Since we were suspecting giant cell tumor and therefore fine needle aspiration cytology was done to confirm our diagnosis. This tumor had the histological grade according to Campanacci et al was grade II.
A reconstructive surgery with fusion of the cuineformmetatarsal and metatarsophalangeal joint was planned. The tumor was carefully removed with a cuff of normal tissue and the proximal and distal joints inspected. There was no articular cartilage of the cuineformmetatarsal joint. A fibular graft was taken and was inserted into the troughs created in middle cuineform and proximal phalanx and fixed with K-wire, both proximally and distally. The patient was given a below knee cast for three months post operatively. Full weight bearing was started after 3 months. After 9 months of follow-up, the graft was well taken up and there were no signs of recurrence both clinically and radiologically.
Giant cell tumor of the bone is a benign, but locally aggressive lesion. It is a relatively rare tumor composed of connective tissue stromal cells having the capacity to recruit and interact with multinucleated giant cells that exhibit the phenotypic features of osteoclasts. 
Giant cell tumor predominates in the long bones [75-90% of cases] especially the femur [approximately 30% cases], tibia [25% cases], radius [10% cases] and humerus [6% cases]. The spine and innominate bone are involved occasional. Giant cell tumors of the bones of the hand are rare accounting for only 2% of cases and here too phalangeal location of the tumor is more common than metacarpals.

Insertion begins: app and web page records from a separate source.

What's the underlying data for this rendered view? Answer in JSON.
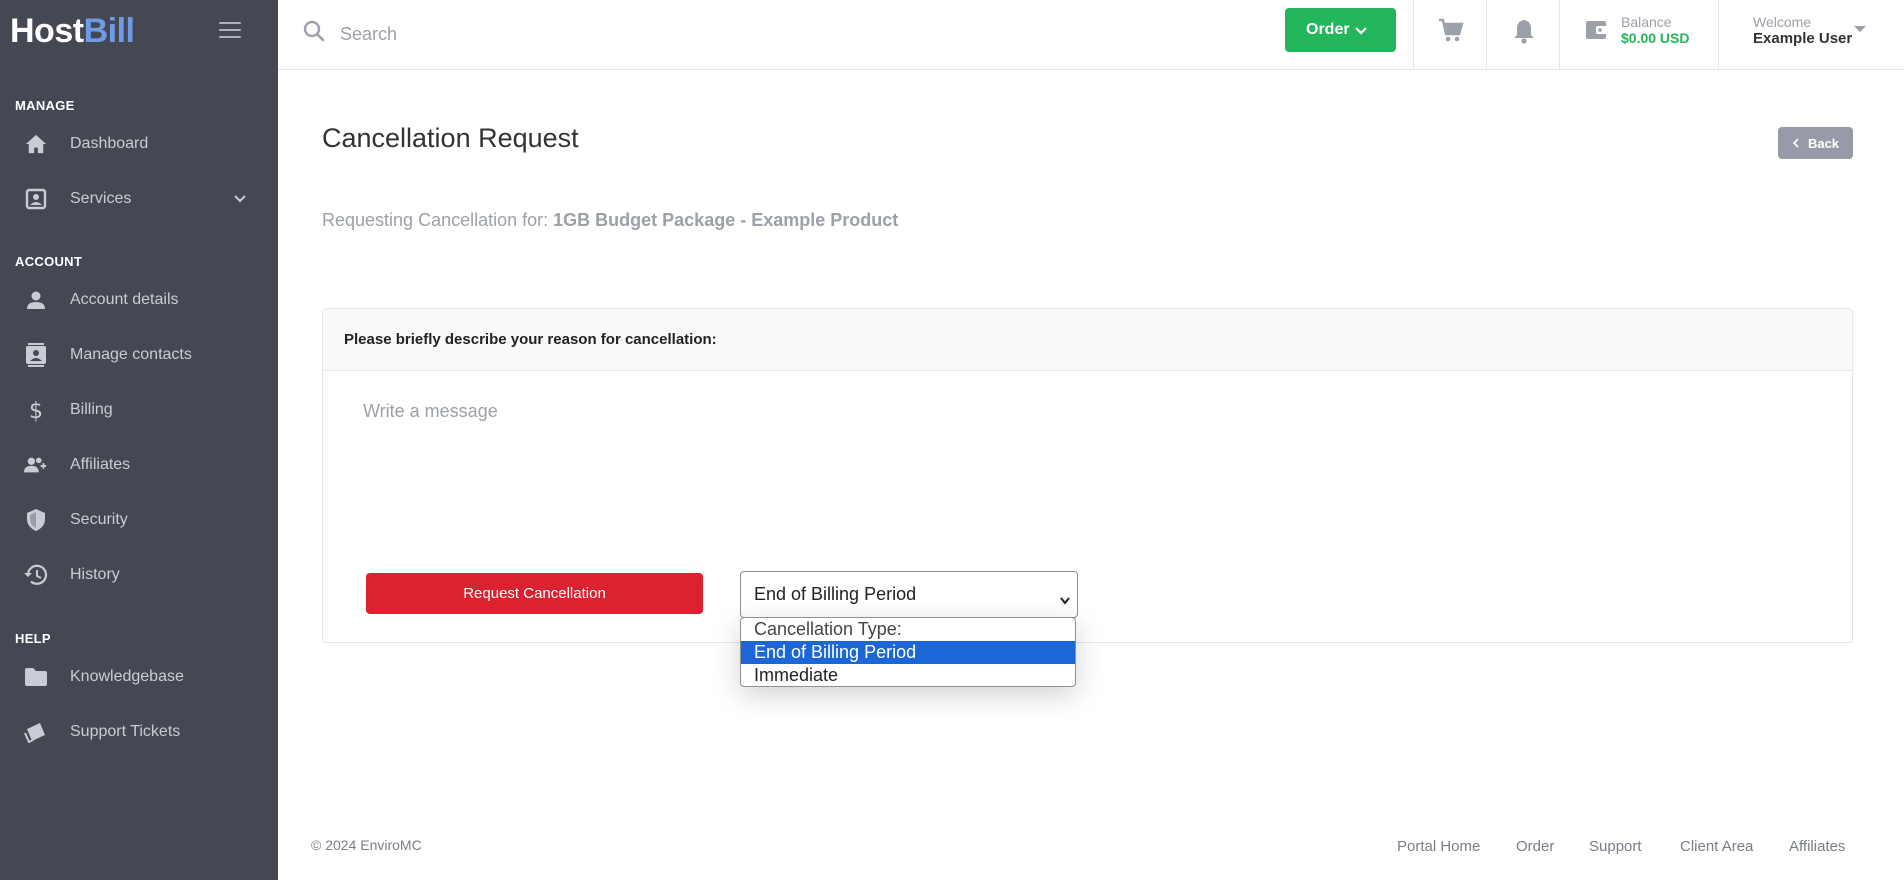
{
  "brand": {
    "host": "Host",
    "bill": "Bill"
  },
  "sidebar": {
    "sections": {
      "manage": "MANAGE",
      "account": "ACCOUNT",
      "help": "HELP"
    },
    "items": [
      {
        "label": "Dashboard",
        "icon": "home-icon"
      },
      {
        "label": "Services",
        "icon": "services-icon"
      },
      {
        "label": "Account details",
        "icon": "user-icon"
      },
      {
        "label": "Manage contacts",
        "icon": "contacts-icon"
      },
      {
        "label": "Billing",
        "icon": "dollar-icon"
      },
      {
        "label": "Affiliates",
        "icon": "affiliates-icon"
      },
      {
        "label": "Security",
        "icon": "shield-icon"
      },
      {
        "label": "History",
        "icon": "history-icon"
      },
      {
        "label": "Knowledgebase",
        "icon": "folder-icon"
      },
      {
        "label": "Support Tickets",
        "icon": "tickets-icon"
      }
    ]
  },
  "topbar": {
    "search_placeholder": "Search",
    "order_label": "Order",
    "balance_label": "Balance",
    "balance_value": "$0.00 USD",
    "welcome_label": "Welcome",
    "user_name": "Example User"
  },
  "main": {
    "title": "Cancellation Request",
    "back_label": "Back",
    "requesting_prefix": "Requesting Cancellation for:",
    "product_name": "1GB Budget Package - Example Product",
    "card_header": "Please briefly describe your reason for cancellation:",
    "message_placeholder": "Write a message",
    "request_button": "Request Cancellation",
    "select_value": "End of Billing Period",
    "dropdown": {
      "group_label": "Cancellation Type:",
      "options": [
        "End of Billing Period",
        "Immediate"
      ],
      "selected": "End of Billing Period"
    }
  },
  "footer": {
    "copyright": "© 2024 EnviroMC",
    "links": [
      "Portal Home",
      "Order",
      "Support",
      "Client Area",
      "Affiliates"
    ]
  },
  "colors": {
    "sidebar_bg": "#454852",
    "accent_blue": "#6d9be6",
    "order_green": "#22b55b",
    "danger_red": "#dc2130",
    "selected_option": "#1b67d8"
  }
}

GCT of foot is even rarer than GCT of hand. GCT of the hand & foot seems to represent a different lesion than conventional GCT in the rest of the skeleton [1,6,9]. There is an 18% incidence of multicentric foci  indicating that a bone scan should be a part of routine workup of these tumors. Overall they appear in a younger age group. They also have a shorter duration of symptoms averaging six months or less before a diagnosis is made. [5,9]

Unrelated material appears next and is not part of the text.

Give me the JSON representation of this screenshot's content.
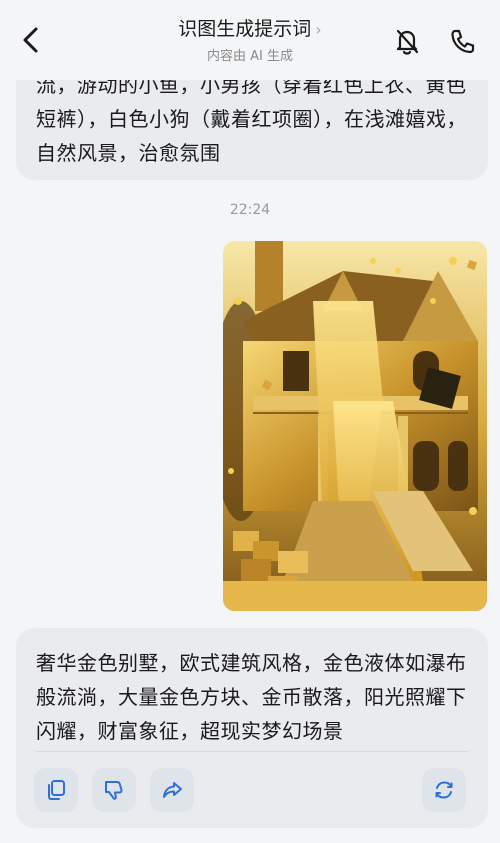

Also Differential considerations based on the appearance and location of this tumor included giant cell tumor, giant cell reparative granuloma, aneursymal bone cyst, chondromyxoid fibroma, brown tumor of hyperparathyroidism, angiosarcoma, myeloma, and an expansile metastatic lesion, such as renal cell carcinoma must be taken into consideration
Despite the fact the GCT is not a sarcoma, the extent of tumor at the time of diagnosis and the high recurrence rate following limited resection often dictate the need of an enbloc resection through normal tissues to prevent local recurrence of the lesion. Such a treatment creates a significant skeletal defect and a challenging reconstructive problem. Reconstruction of the foot after enbloc excision is particularly difficult because of the need to restore the joint surface as well as bone and also foot is the weight bearing area so for the reconstruction bone that match the anatomy of the foot is used. 
The various treatment modalities described in literature are curettage, curettage and bone grafting, irradiation, amputation, and resection with reconstruction.
Local resection of the involved metatarsal with autograft or allograft replacement is the preferred surgical treatment for several reasons. First, no correlation has been found between the grade of giant cell tumor and the rate of recurrence. Therefore all giant tumors of foot should be considered locally aggressive. In addition curettage with or without bone grafts has resulted in recurrence rates of about 90%. Thus curettage is an unacceptable form of treatment. Second, although amputation may prevent recurrence, it is cosmetically deforming and decreases the function of the foot.
Dr. Sumit Mahajan. 720-A last more Gandhi Nagar, Jammu, J&KMob no: 094191-89071 Email:firstname.lastname@example.org